Only 5 people reported more serious adverse events, including diarrhoea, abdominal pain and dizziness.
There was no particular difference in side effects between people who received different versions of the vaccine.
People's immune systems responded slightly differently to the different versions of the vaccine.
The most effective version showed what's known as a "binding response" of 100% in people at 52 weeks.
This means the person had produced antibodies that would be able to bind to proteins found on the surface of the HIV virus.
More than 80% of people who received this version also showed positive signs for 2 other measures of immune response.
In the monkey study, different versions of the vaccine provided different levels of protection when the monkeys were exposed to a type of HIV that affects apes and monkeys.
The most effective version, given to 12 monkeys, managed to provide protection to 8 of them, while the other 4 eventually became infected.
The researchers emphasised the successful findings overall, and for one version of the vaccine in particular.
They mentioned that a further trial (phase 2b) has already been started in South Africa to test whether the vaccine can effectively prevent HIV infection in people.
This is a very promising early finding that provides encouragement that it may be possible to vaccinate against HIV-1.
But it's important to realise that this study was only designed to test whether the vaccine was safe and if it worked at the most basic level, looking at the immune response only.
The researchers deliberately recruited people who had a low risk of HIV-1 infection.
The next planned phase of the study is set to provide the vaccine to 2,600 young women from southern Africa (presumably some of whom may be in high-risk exposure groups) to see if the vaccine can actually prevent people acquiring HIV infection.
We won't know whether this vaccine is effective in a real-world situation until this, and then possibly other later-stage trials, are carried out.
As with most diseases, prevention is always better than cure.
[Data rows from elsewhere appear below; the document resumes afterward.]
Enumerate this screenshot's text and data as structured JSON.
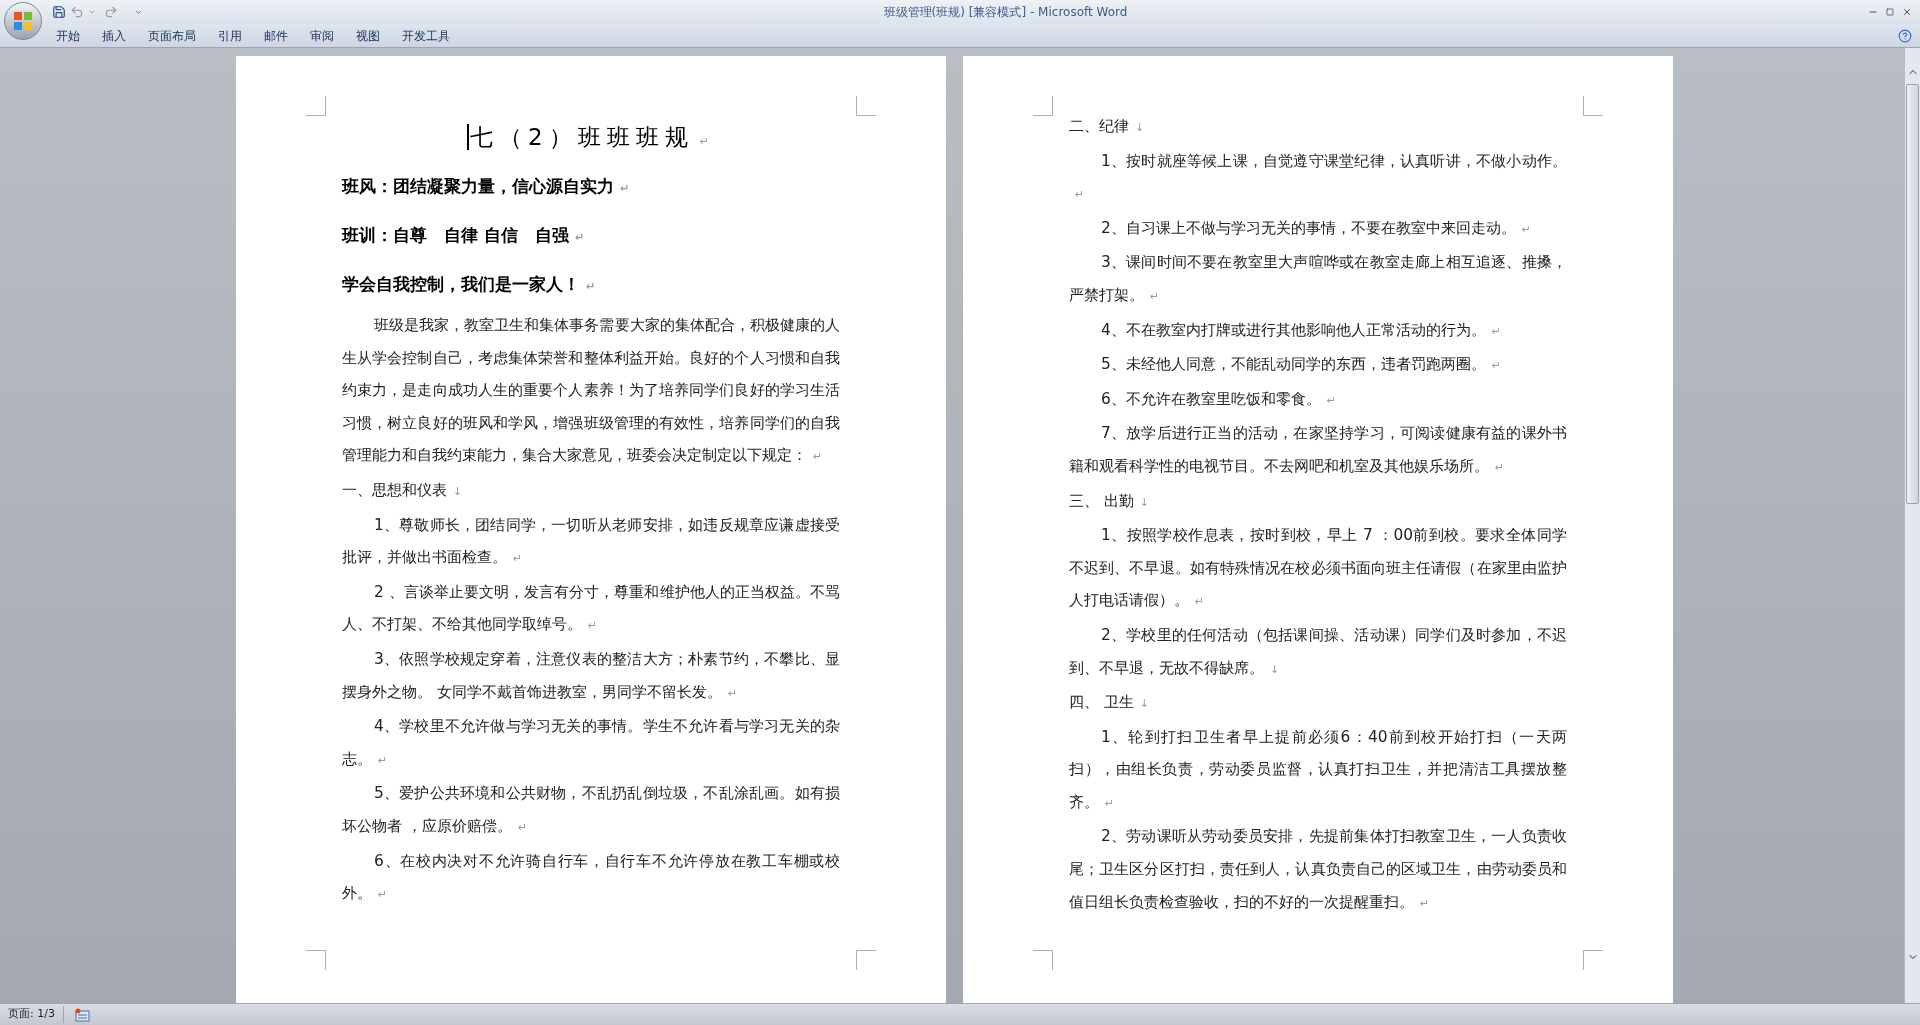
{
  "window": {
    "title": "班级管理(班规) [兼容模式] - Microsoft Word"
  },
  "ribbon_tabs": [
    {
      "label": "开始"
    },
    {
      "label": "插入"
    },
    {
      "label": "页面布局"
    },
    {
      "label": "引用"
    },
    {
      "label": "邮件"
    },
    {
      "label": "审阅"
    },
    {
      "label": "视图"
    },
    {
      "label": "开发工具"
    }
  ],
  "pages": [
    {
      "blocks": [
        {
          "kind": "title",
          "text": "七（2）班班班规",
          "end_mark": "↵"
        },
        {
          "kind": "motto",
          "text": "班风：团结凝聚力量，信心源自实力",
          "end_mark": "↵"
        },
        {
          "kind": "motto",
          "text": "班训：自尊　自律 自信　自强",
          "end_mark": "↵"
        },
        {
          "kind": "motto",
          "text": "学会自我控制，我们是一家人！",
          "end_mark": "↵"
        },
        {
          "kind": "item",
          "text": "班级是我家，教室卫生和集体事务需要大家的集体配合，积极健康的人生从学会控制自己，考虑集体荣誉和整体利益开始。良好的个人习惯和自我约束力，是走向成功人生的重要个人素养！为了培养同学们良好的学习生活习惯，树立良好的班风和学风，增强班级管理的有效性，培养同学们的自我管理能力和自我约束能力，集合大家意见，班委会决定制定以下规定：",
          "end_mark": "↵"
        },
        {
          "kind": "heading",
          "text": "一、思想和仪表",
          "end_mark": "↓"
        },
        {
          "kind": "item",
          "text": "1、尊敬师长，团结同学，一切听从老师安排，如违反规章应谦虚接受批评，并做出书面检查。",
          "end_mark": "↵"
        },
        {
          "kind": "item",
          "text": "2 、言谈举止要文明，发言有分寸，尊重和维护他人的正当权益。不骂人、不打架、不给其他同学取绰号。",
          "end_mark": "↵"
        },
        {
          "kind": "item",
          "text": "3、依照学校规定穿着，注意仪表的整洁大方；朴素节约，不攀比、显摆身外之物。 女同学不戴首饰进教室，男同学不留长发。",
          "end_mark": "↵"
        },
        {
          "kind": "item",
          "text": "4、学校里不允许做与学习无关的事情。学生不允许看与学习无关的杂志。",
          "end_mark": "↵"
        },
        {
          "kind": "item",
          "text": "5、爱护公共环境和公共财物，不乱扔乱倒垃圾，不乱涂乱画。如有损坏公物者 ，应原价赔偿。",
          "end_mark": "↵"
        },
        {
          "kind": "item",
          "text": "6、在校内决对不允许骑自行车，自行车不允许停放在教工车棚或校外。",
          "end_mark": "↵"
        }
      ]
    },
    {
      "blocks": [
        {
          "kind": "heading",
          "text": "二、纪律",
          "end_mark": "↓"
        },
        {
          "kind": "item",
          "text": "1、按时就座等候上课，自觉遵守课堂纪律，认真听讲，不做小动作。",
          "end_mark": "↵"
        },
        {
          "kind": "item",
          "text": "2、自习课上不做与学习无关的事情，不要在教室中来回走动。",
          "end_mark": "↵"
        },
        {
          "kind": "item",
          "text": "3、课间时间不要在教室里大声喧哗或在教室走廊上相互追逐、推搡，严禁打架。",
          "end_mark": "↵"
        },
        {
          "kind": "item",
          "text": "4、不在教室内打牌或进行其他影响他人正常活动的行为。",
          "end_mark": "↵"
        },
        {
          "kind": "item",
          "text": "5、未经他人同意，不能乱动同学的东西，违者罚跑两圈。",
          "end_mark": "↵"
        },
        {
          "kind": "item",
          "text": "6、不允许在教室里吃饭和零食。",
          "end_mark": "↵"
        },
        {
          "kind": "item",
          "text": "7、放学后进行正当的活动，在家坚持学习，可阅读健康有益的课外书籍和观看科学性的电视节目。不去网吧和机室及其他娱乐场所。",
          "end_mark": "↵"
        },
        {
          "kind": "heading",
          "text": "三、 出勤",
          "end_mark": "↓"
        },
        {
          "kind": "item",
          "text": "1、按照学校作息表，按时到校，早上 7 ：00前到校。要求全体同学不迟到、不早退。如有特殊情况在校必须书面向班主任请假（在家里由监护人打电话请假）。",
          "end_mark": "↵"
        },
        {
          "kind": "item",
          "text": "2、学校里的任何活动（包括课间操、活动课）同学们及时参加，不迟到、不早退，无故不得缺席。",
          "end_mark": "↓"
        },
        {
          "kind": "heading",
          "text": "四、 卫生",
          "end_mark": "↓"
        },
        {
          "kind": "item",
          "text": "1、轮到打扫卫生者早上提前必须6：40前到校开始打扫（一天两扫），由组长负责，劳动委员监督，认真打扫卫生，并把清洁工具摆放整齐。",
          "end_mark": "↵"
        },
        {
          "kind": "item",
          "text": "2、劳动课听从劳动委员安排，先提前集体打扫教室卫生，一人负责收尾；卫生区分区打扫，责任到人，认真负责自己的区域卫生，由劳动委员和值日组长负责检查验收，扫的不好的一次提醒重扫。",
          "end_mark": "↵"
        }
      ]
    }
  ],
  "status_bar": {
    "page": "页面: 1/3"
  }
}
A condom is the most effective form of protection against HIV and other STIs. It can be used for vaginal and anal sex, and for oral sex performed on men.